Camping has since retired after making at least a third incorrect prediction (he later switched the date to October), Luckily there was a worthy replacement waiting in the wings. The Mayan Calendar, it is claimed, stops in December 2012, which some interpret as the date the world will end. Once again I am not buying it.
It seems that there is a new "end of the world" prediction every couple of years. The turn of the millennium fueled the fires of paranoia as people feared the Y2K melt down, that also never happened.
One favorite past time of some is to pair current events with Bible prophecies, the book of Revelation in particular. Some approach Revelation as the key to it all. I have suggested before that Revelation is not a road map to the future. Over at the Huffington Post Greg Carey, Professor of New Testament at Lancaster Theological Seminary, lays out some reasons why New Testament scholars think this way. Here is a bit of what Carey says:
Here's the truth: no academic interpreter of Revelation understands the book as a roadmap for the future, much less as telling contemporary Christians that these are the last days. Instead, scholars understand that Revelation originally spoke to the conditions of its own time and place. It offered a specific group of first century Christians not only hope for the future but also an interpretation -- a "revelation" -- of the world they inhabited. In other words, the best way to understand Revelation does not require an official Dick Tracy Apocalyptic Decoder Ring. We best understand Revelation when we read it like any other ancient text, in its own historical and cultural context.
What makes biblical scholars so certain that Revelation does not provide a roadmap for the future? Two basic considerations lead us to this conclusion.
First, the book itself insists that it's addressed to a specific group of churches to speak to their own circumstances. Second, we know a lot about the kind of literature Revelation represents. Revelation is an apocalypse, a form of literature with which biblical scholars have grown quite familiar.
I agree with much of what Carey has to say (you can read his whole article here). My only quibble with him is his claim that "no academic interpreter of Revelation understands the book as a roadmap for the future". Either Carey doesn't get out much or he has a more narrow view of who is an "academic interpreter." And some readers of this blog would take strong exception to him suggesting that they are not academic interpreters. Otherwise, it is a good article that gives a perspective on how Revelation is interpreted in its historical and literary setting.
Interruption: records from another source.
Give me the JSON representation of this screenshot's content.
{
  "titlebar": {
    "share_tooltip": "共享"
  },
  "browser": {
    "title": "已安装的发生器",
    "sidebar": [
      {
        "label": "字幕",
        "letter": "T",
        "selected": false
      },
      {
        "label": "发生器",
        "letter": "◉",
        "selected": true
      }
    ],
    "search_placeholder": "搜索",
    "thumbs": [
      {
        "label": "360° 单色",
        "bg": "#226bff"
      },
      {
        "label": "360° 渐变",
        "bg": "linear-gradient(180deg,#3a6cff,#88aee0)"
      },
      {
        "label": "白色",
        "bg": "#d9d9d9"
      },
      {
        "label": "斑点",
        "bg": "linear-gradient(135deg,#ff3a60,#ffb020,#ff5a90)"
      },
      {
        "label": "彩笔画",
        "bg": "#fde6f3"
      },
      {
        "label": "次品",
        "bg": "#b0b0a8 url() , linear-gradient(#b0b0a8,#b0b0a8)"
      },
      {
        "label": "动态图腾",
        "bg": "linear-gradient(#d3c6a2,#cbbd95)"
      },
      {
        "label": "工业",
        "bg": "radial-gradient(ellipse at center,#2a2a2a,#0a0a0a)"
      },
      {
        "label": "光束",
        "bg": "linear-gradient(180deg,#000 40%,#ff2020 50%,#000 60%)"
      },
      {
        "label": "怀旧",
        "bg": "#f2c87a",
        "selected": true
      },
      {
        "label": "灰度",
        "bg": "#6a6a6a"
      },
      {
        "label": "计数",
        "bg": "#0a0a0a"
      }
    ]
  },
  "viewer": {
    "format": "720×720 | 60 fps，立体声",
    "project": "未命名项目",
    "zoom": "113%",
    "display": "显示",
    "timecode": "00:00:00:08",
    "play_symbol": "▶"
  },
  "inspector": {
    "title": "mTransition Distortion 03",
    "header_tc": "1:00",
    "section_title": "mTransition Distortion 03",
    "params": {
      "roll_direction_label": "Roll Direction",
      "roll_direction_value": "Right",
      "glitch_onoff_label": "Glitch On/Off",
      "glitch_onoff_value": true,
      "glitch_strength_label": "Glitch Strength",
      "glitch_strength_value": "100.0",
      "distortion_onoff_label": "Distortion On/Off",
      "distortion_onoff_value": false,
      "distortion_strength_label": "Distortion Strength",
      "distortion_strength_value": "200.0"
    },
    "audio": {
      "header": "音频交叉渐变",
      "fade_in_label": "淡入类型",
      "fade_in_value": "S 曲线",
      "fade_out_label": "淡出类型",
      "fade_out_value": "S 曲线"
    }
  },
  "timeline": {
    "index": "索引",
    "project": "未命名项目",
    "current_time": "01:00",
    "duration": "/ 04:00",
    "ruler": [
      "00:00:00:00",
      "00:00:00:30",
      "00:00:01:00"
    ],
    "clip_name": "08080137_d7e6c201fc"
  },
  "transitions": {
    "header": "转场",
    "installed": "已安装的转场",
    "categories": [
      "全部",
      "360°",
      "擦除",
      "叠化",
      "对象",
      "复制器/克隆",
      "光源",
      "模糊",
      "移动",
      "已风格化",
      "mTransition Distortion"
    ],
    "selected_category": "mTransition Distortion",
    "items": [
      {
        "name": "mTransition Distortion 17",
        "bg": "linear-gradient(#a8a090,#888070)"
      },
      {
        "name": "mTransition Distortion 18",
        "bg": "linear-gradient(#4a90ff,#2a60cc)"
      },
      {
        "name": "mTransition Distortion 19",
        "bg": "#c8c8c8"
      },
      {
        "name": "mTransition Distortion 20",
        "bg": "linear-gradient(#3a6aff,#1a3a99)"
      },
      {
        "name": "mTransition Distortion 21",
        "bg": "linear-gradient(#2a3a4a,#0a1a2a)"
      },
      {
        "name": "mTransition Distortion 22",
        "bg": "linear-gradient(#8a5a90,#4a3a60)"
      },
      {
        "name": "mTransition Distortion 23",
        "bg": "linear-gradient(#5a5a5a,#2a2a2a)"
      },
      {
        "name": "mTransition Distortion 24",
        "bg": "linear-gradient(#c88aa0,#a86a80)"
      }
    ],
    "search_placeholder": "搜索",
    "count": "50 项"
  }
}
In the mean time, if you are still unsure about the Mayan Calendar, here is a cartoon that gives, I think, a better interpretation